She is in fact married to Phillemon Letwaba, the NLK’s then chief financial officer.

“The vehicle is also registered as an asset of the Rasemate family trust, with Letwaba and his brother Johannes Kgomotso Letwaba being the sole trustees,” the SOE told parliament.

Seizure orders have meanwhile been obtained on several vehicles, property as well as Latvia’s pension fund.

He resigned last year, shortly before a second disciplinary hearing could be held against him.

Nothing left for cycling development

It would appear that not a single dime of the R9.5 million was ever used to promote cycling in Limpopo.

According to Hein de Jager, former board member of Limpopo cycling, the biggest cycling event in 2017 was the Polokwane Mayoral race, which the Polokwane municipality sponsored.

It was then also planned to build a cycling track near the Peter Mokaba Stadium in Polokwane, together with a BMX track and a pavilion, but this came to naught.

No indications could be found that any of these projects were financed by NLK donations.

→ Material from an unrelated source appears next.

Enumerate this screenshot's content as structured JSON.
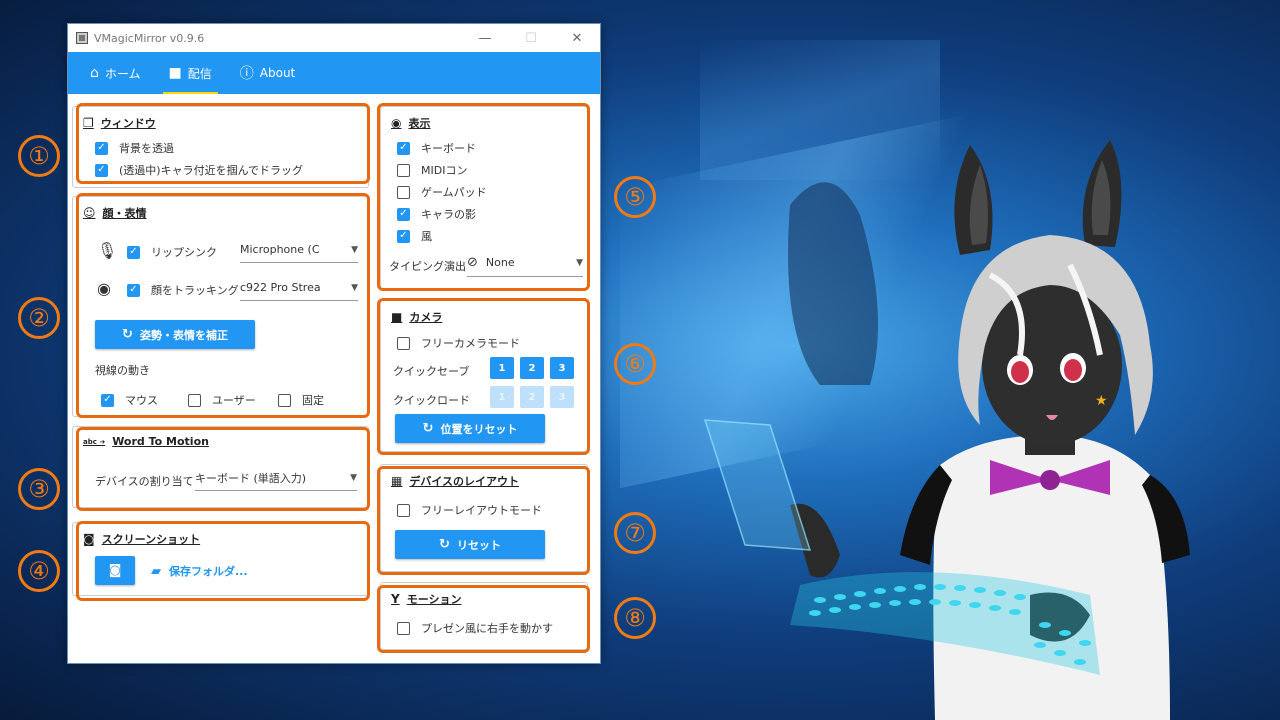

Johan van Dijkhorst, who in 2017 was the head of Limpopo cycling’s schools department, also confirmed that he was not aware of any projects that the NLK financed.

Stanley Thompson, who runs the Soutpansberg Youth Cycling Development, was also unaware of any lottery money being awarded to rural cyclists.

However, all three were of the opinion that financing could make a big difference.

“With R9.5 million you can buy a lot of shipping containers that can be used strategically in the district to store bicycles. You can buy quality bikes and you can train community members to service and maintain these bikes. You can implement training and coaching programs where more experienced riders can teach children proper cycling techniques,” Van Dijkhorst said.

“There is an abundance of talent in the rural areas.”

For his part, Thompson said that with R9.5 million, a world-class facility could be set up together with a development program that could make a real difference for at least a decade.

In the meantime, Bere and Terblanche still have to raise money, not only to get to the Western Cape, but also to get enough practice to secure a podium place.

This report was originally posted on GroundUp and is used with permission.